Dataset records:
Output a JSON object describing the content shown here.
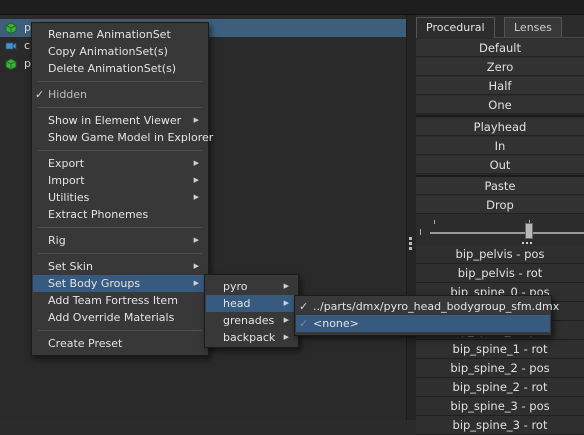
{
  "tree": {
    "rows": [
      {
        "label": "p",
        "icon": "green-cube-icon"
      },
      {
        "label": "c",
        "icon": "camera-icon"
      },
      {
        "label": "p",
        "icon": "green-cube-icon"
      }
    ]
  },
  "panel": {
    "tabs": [
      "Procedural",
      "Lenses"
    ],
    "presets": [
      "Default",
      "Zero",
      "Half",
      "One"
    ],
    "playhead": [
      "Playhead",
      "In",
      "Out"
    ],
    "clipboard": [
      "Paste",
      "Drop"
    ],
    "slider_value": 0.7,
    "controls": [
      "bip_pelvis - pos",
      "bip_pelvis - rot",
      "bip_spine_0 - pos",
      "bip_spine_0 - rot",
      "bip_spine_0 - pos",
      "bip_spine_1 - rot",
      "bip_spine_2 - pos",
      "bip_spine_2 - rot",
      "bip_spine_3 - pos",
      "bip_spine_3 - rot"
    ]
  },
  "context_menu": {
    "rename": "Rename AnimationSet",
    "copy": "Copy AnimationSet(s)",
    "delete": "Delete AnimationSet(s)",
    "hidden": "Hidden",
    "show_element_viewer": "Show in Element Viewer",
    "show_explorer": "Show Game Model in Explorer",
    "export": "Export",
    "import": "Import",
    "utilities": "Utilities",
    "extract_phonemes": "Extract Phonemes",
    "rig": "Rig",
    "set_skin": "Set Skin",
    "set_body_groups": "Set Body Groups",
    "add_tf_item": "Add Team Fortress Item",
    "add_override": "Add Override Materials",
    "create_preset": "Create Preset"
  },
  "body_groups_menu": {
    "items": [
      "pyro",
      "head",
      "grenades",
      "backpack"
    ]
  },
  "head_menu": {
    "items": [
      "../parts/dmx/pyro_head_bodygroup_sfm.dmx",
      "<none>"
    ]
  },
  "colors": {
    "highlight": "#365a80",
    "selection": "#3d5f7c",
    "menu_bg": "#383838"
  }
}
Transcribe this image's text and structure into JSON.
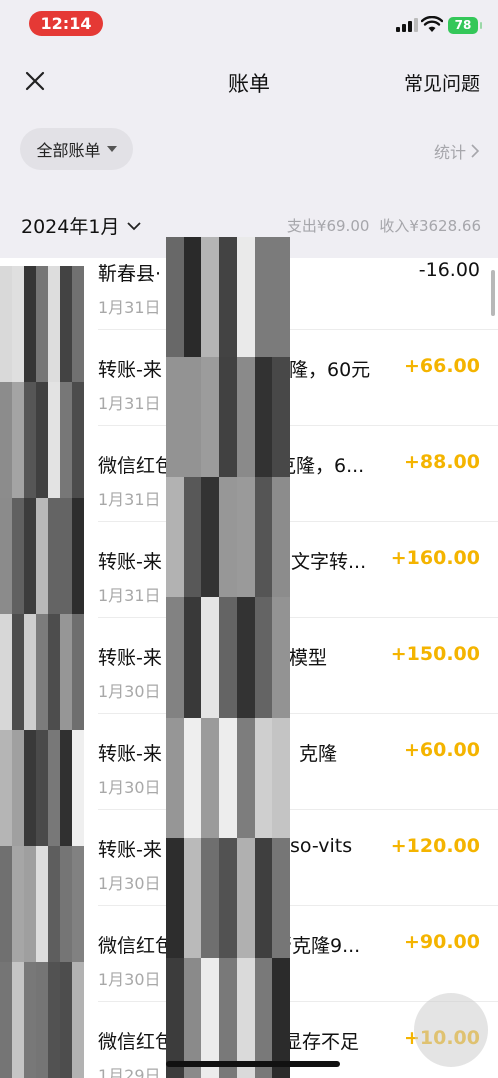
{
  "status_bar": {
    "time": "12:14",
    "battery": "78"
  },
  "nav": {
    "title": "账单",
    "faq": "常见问题"
  },
  "filter": {
    "label": "全部账单",
    "stats": "统计"
  },
  "month": {
    "label": "2024年1月",
    "expense": "支出¥69.00",
    "income": "收入¥3628.66"
  },
  "transactions": [
    {
      "title": "靳春县·",
      "date": "1月31日 1",
      "amount": "-16.00",
      "type": "expense"
    },
    {
      "title": "转账-来",
      "title_tail": "隆，60元",
      "date": "1月31日",
      "amount": "+66.00",
      "type": "income"
    },
    {
      "title": "微信红包",
      "title_tail": "克隆，6...",
      "date": "1月31日",
      "amount": "+88.00",
      "type": "income"
    },
    {
      "title": "转账-来",
      "title_tail": "文字转...",
      "date": "1月31日",
      "amount": "+160.00",
      "type": "income"
    },
    {
      "title": "转账-来",
      "title_tail": "模型",
      "date": "1月30日",
      "amount": "+150.00",
      "type": "income"
    },
    {
      "title": "转账-来",
      "title_tail": "克隆",
      "date": "1月30日",
      "amount": "+60.00",
      "type": "income"
    },
    {
      "title": "转账-来",
      "title_tail": "so-vits",
      "date": "1月30日",
      "amount": "+120.00",
      "type": "income"
    },
    {
      "title": "微信红包",
      "title_tail": "帮克隆9...",
      "date": "1月30日",
      "amount": "+90.00",
      "type": "income"
    },
    {
      "title": "微信红包",
      "title_tail": "显存不足",
      "date": "1月29日",
      "amount": "+10.00",
      "type": "income"
    }
  ],
  "colors": {
    "income": "#f4b400",
    "background": "#efeef3",
    "accent_red": "#e53935",
    "battery": "#34c759"
  }
}
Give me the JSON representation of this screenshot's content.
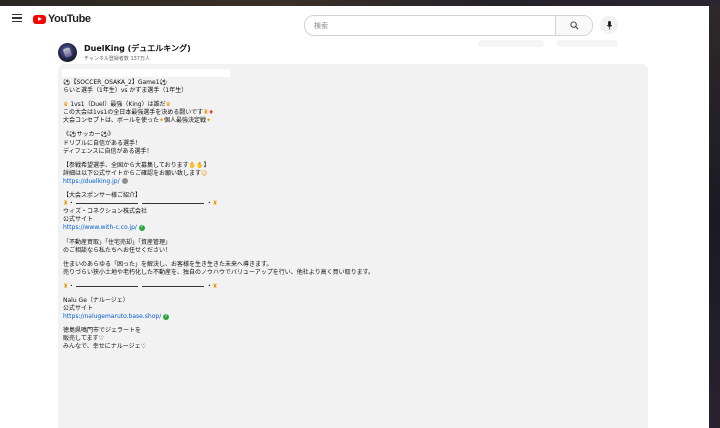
{
  "app": {
    "logo_text": "YouTube"
  },
  "search": {
    "placeholder": "検索"
  },
  "channel": {
    "name": "DuelKing (デュエルキング)",
    "subscribers": "チャンネル登録者数 137万人"
  },
  "description": {
    "title_line": "【SOCCER_OSAKA_2】Game1",
    "players": "らいと選手（1年生）vs かずま選手（1年生）",
    "king_line": "1vs1（Duel）最強（King）は誰だ",
    "intro_1": "この大会は1vs1の全日本最強選手を決める闘いです",
    "intro_2a": "大会コンセプトは、ボールを使った",
    "intro_2b": "個人最強決定戦",
    "soccer_heading": "サッカー",
    "dribble": "ドリブルに自信がある選手！",
    "defense": "ディフェンスに自信がある選手！",
    "recruit_heading": "【参戦希望選手、全国から大募集しております",
    "details": "詳細は以下公式サイトからご確認をお願い致します",
    "official_url": "https://duelking.jp/",
    "sponsor_heading": "【大会スポンサー様ご紹介】",
    "sponsor1_name": "ウィズ・コネクション株式会社",
    "official_site": "公式サイト",
    "sponsor1_url": "https://www.with-c.co.jp/",
    "realestate_1": "「不動産買取」「住宅売却」「資産管理」",
    "realestate_2": "のご相談なら私たちへお任せください！",
    "realestate_3": "住まいのあらゆる「困った」を解決し、お客様を生き生きた未来へ導きます。",
    "realestate_4": "売りづらい狭小土地や老朽化した不動産を、独自のノウハウでバリューアップを行い、他社より高く買い取ります。",
    "sponsor2_name": "Nalu Ge（ナルージェ）",
    "sponsor2_url": "https://nalugemaruto.base.shop/",
    "gelato_1": "徳島県鳴門市でジェラートを",
    "gelato_2": "販売してます♡",
    "gelato_3": "みんなで、幸せにナルージェ♡"
  },
  "colors": {
    "link": "#065fd4",
    "logo_red": "#ff0000",
    "verified_green": "#2ba640"
  },
  "icons": [
    "menu-icon",
    "youtube-logo-icon",
    "search-icon",
    "mic-icon",
    "soccer-ball-icon",
    "crown-icon",
    "trophy-icon",
    "fire-icon",
    "sparkle-icon",
    "clap-icon",
    "smile-icon",
    "verified-icon"
  ]
}
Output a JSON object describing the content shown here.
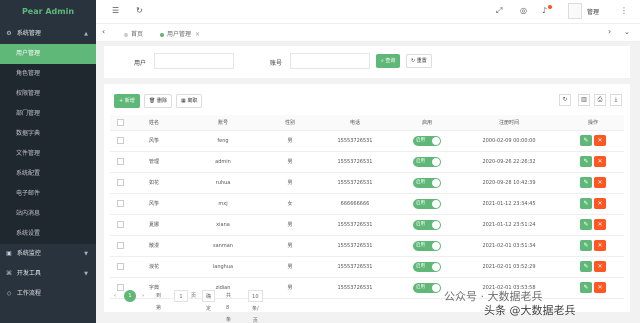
{
  "brand": {
    "title": "Pear Admin"
  },
  "sidebar": {
    "groups": [
      {
        "label": "系统管理",
        "expanded": true
      },
      {
        "label": "系统监控"
      },
      {
        "label": "开发工具"
      },
      {
        "label": "工作流程"
      }
    ],
    "items": [
      {
        "label": "用户管理",
        "active": true
      },
      {
        "label": "角色管理"
      },
      {
        "label": "权限管理"
      },
      {
        "label": "部门管理"
      },
      {
        "label": "数据字典"
      },
      {
        "label": "文件管理"
      },
      {
        "label": "系统配置"
      },
      {
        "label": "电子邮件"
      },
      {
        "label": "站内消息"
      },
      {
        "label": "系统设置"
      }
    ]
  },
  "header": {
    "menu_icon": "menu-fold-icon",
    "refresh_icon": "refresh-icon",
    "username": "管理"
  },
  "tabs": {
    "home": "首页",
    "current": "用户管理",
    "close": "×"
  },
  "search": {
    "user_label": "用户",
    "account_label": "账号",
    "query_button": "查询",
    "reset_button": "重置"
  },
  "toolbar": {
    "add_button": "新增",
    "delete_button": "删除",
    "batch_button": "离职"
  },
  "table": {
    "columns": [
      "姓名",
      "账号",
      "性别",
      "电话",
      "启用",
      "注册时间",
      "操作"
    ],
    "rows": [
      {
        "name": "风筝",
        "account": "feng",
        "gender": "男",
        "phone": "15553726531",
        "enabled": "启用",
        "registered": "2000-02-09 00:00:00"
      },
      {
        "name": "管理",
        "account": "admin",
        "gender": "男",
        "phone": "15553726531",
        "enabled": "启用",
        "registered": "2020-09-26 22:26:32"
      },
      {
        "name": "如花",
        "account": "ruhua",
        "gender": "男",
        "phone": "15553726531",
        "enabled": "启用",
        "registered": "2020-09-28 10:42:39"
      },
      {
        "name": "风筝",
        "account": "mxj",
        "gender": "女",
        "phone": "666666666",
        "enabled": "启用",
        "registered": "2021-01-12 23:34:45"
      },
      {
        "name": "夏娜",
        "account": "xiana",
        "gender": "男",
        "phone": "15553726531",
        "enabled": "启用",
        "registered": "2021-01-12 23:51:24"
      },
      {
        "name": "散漫",
        "account": "sanman",
        "gender": "男",
        "phone": "15553726531",
        "enabled": "启用",
        "registered": "2021-02-01 03:51:34"
      },
      {
        "name": "浪花",
        "account": "langhua",
        "gender": "男",
        "phone": "15553726531",
        "enabled": "启用",
        "registered": "2021-02-01 03:52:29"
      },
      {
        "name": "字典",
        "account": "zidian",
        "gender": "男",
        "phone": "15553726531",
        "enabled": "启用",
        "registered": "2021-02-01 03:53:58"
      }
    ]
  },
  "pagination": {
    "prev": "‹",
    "current": "1",
    "next": "›",
    "goto_label": "到第",
    "goto_value": "1",
    "page_unit": "页",
    "confirm": "确定",
    "total": "共 8 条",
    "page_size": "10 条/页"
  },
  "watermark": {
    "line1": "公众号 · 大数据老兵",
    "line2": "头条 @大数据老兵"
  },
  "colors": {
    "accent": "#5fb878",
    "danger": "#ff5722",
    "sidebar": "#28333e"
  }
}
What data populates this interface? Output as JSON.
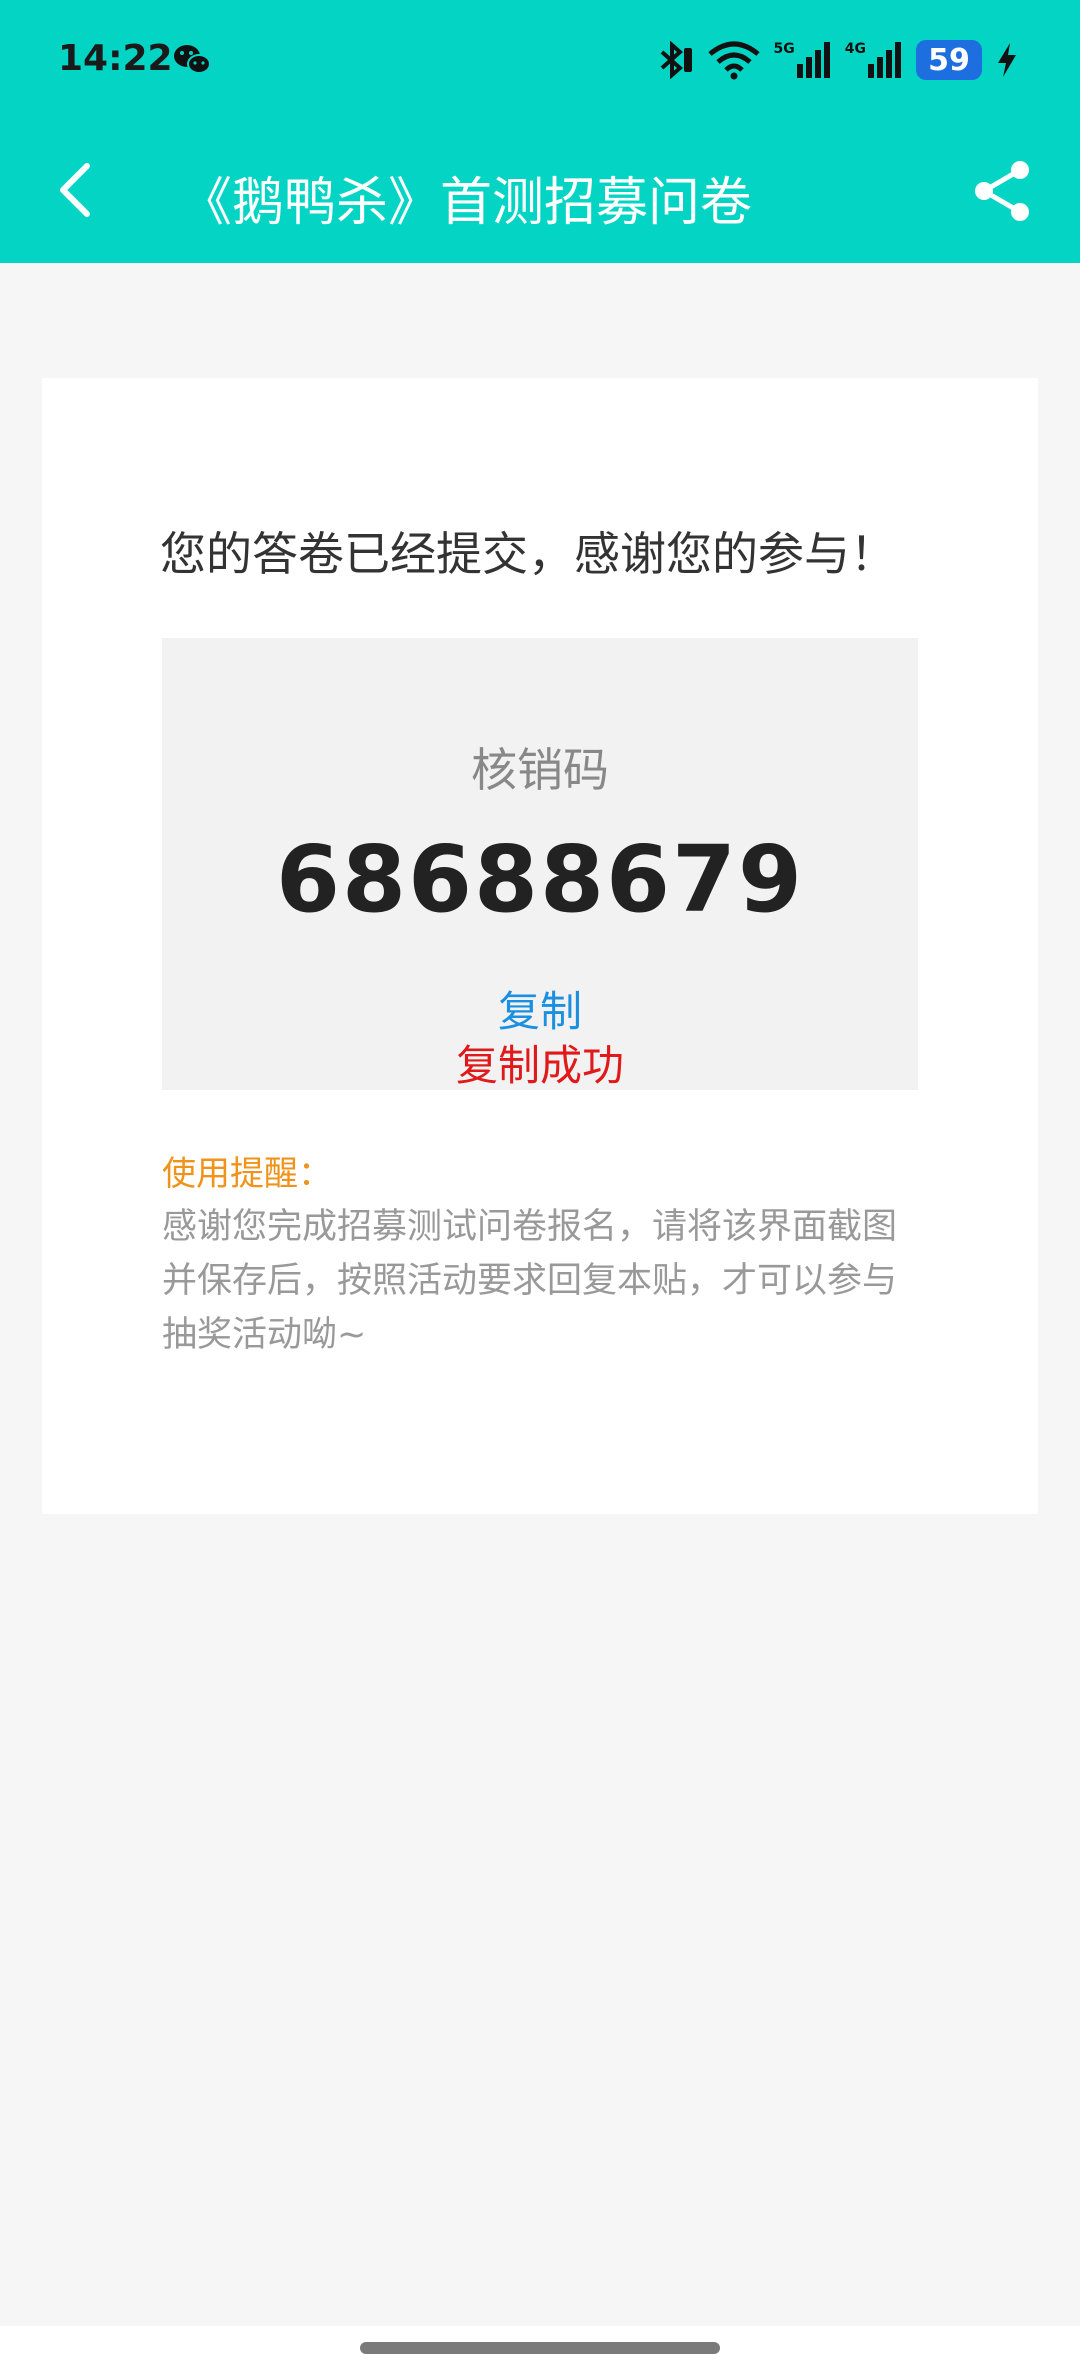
{
  "status_bar": {
    "time": "14:22",
    "network_5g": "5G",
    "network_4g": "4G",
    "battery": "59"
  },
  "navbar": {
    "title": "《鹅鸭杀》首测招募问卷"
  },
  "card": {
    "headline": "您的答卷已经提交，感谢您的参与！",
    "code_label": "核销码",
    "code_value": "68688679",
    "copy_label": "复制",
    "copy_success": "复制成功",
    "tip_title": "使用提醒：",
    "tip_body": "感谢您完成招募测试问卷报名，请将该界面截图并保存后，按照活动要求回复本贴，才可以参与抽奖活动呦~"
  },
  "colors": {
    "header_bg": "#03d4c4",
    "copy_link": "#1b8fe0",
    "success": "#e01a1a",
    "tip_title": "#f0931a"
  }
}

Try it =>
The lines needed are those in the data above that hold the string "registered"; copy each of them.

Answer section =>
        "registered": "2000-02-09 00:00:00"
        "registered": "2020-09-26 22:26:32"
        "registered": "2020-09-28 10:42:39"
        "registered": "2021-01-12 23:34:45"
        "registered": "2021-01-12 23:51:24"
        "registered": "2021-02-01 03:51:34"
        "registered": "2021-02-01 03:52:29"
        "registered": "2021-02-01 03:53:58"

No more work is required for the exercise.